### YOUR TASK
For every line that contains the string "object", pull that line out of the material below.

### INPUT DATA
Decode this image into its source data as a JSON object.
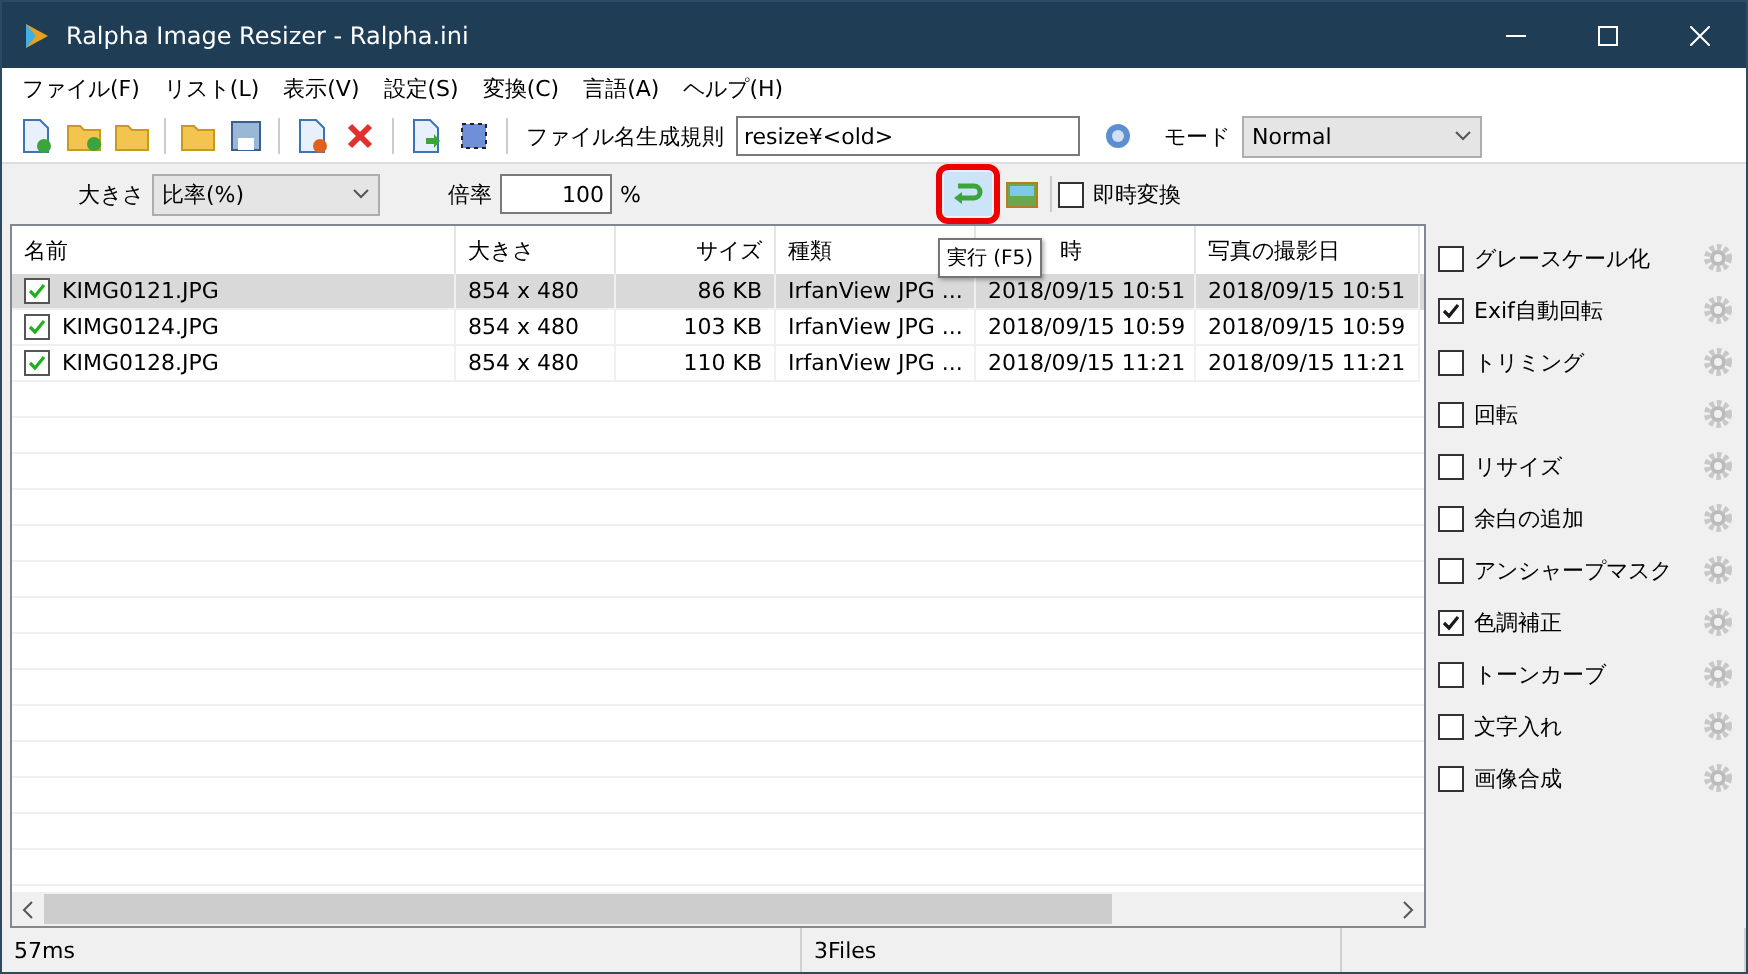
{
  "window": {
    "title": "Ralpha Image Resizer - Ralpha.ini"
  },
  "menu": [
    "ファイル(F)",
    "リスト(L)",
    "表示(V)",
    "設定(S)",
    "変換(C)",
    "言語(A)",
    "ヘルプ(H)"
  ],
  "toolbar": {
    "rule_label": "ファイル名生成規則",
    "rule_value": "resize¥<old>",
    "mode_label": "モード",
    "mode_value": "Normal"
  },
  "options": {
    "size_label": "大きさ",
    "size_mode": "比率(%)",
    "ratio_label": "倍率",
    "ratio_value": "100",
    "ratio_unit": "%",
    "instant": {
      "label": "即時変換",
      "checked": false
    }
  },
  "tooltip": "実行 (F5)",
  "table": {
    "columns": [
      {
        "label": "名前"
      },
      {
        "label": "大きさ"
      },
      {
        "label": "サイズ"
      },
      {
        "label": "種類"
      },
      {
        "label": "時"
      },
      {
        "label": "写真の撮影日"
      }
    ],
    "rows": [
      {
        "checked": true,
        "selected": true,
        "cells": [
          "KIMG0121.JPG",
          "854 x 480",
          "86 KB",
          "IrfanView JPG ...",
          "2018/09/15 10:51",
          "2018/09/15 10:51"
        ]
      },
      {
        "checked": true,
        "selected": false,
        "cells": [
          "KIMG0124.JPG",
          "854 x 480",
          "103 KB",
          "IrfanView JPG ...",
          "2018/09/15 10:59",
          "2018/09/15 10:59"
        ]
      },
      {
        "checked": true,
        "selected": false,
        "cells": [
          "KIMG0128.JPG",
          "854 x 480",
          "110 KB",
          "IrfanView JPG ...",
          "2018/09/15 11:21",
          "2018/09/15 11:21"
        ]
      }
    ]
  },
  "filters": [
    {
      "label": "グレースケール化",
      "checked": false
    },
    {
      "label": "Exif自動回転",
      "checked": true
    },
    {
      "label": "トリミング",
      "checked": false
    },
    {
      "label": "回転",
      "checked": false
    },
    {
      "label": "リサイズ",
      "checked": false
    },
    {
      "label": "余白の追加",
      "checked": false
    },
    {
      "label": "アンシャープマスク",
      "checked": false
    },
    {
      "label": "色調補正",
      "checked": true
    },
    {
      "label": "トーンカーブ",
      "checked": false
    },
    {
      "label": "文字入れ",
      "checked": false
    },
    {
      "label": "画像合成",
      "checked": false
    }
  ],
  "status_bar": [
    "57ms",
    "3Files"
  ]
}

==

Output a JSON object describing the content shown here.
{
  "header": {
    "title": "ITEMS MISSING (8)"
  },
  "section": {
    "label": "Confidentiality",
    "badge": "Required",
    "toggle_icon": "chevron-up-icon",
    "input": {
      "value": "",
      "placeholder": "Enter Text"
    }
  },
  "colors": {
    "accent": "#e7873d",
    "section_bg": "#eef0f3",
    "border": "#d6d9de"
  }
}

### ANSWER TO THIS PROBLEM
Decode this image into its source data as a JSON object.
Output a JSON object describing the content shown here.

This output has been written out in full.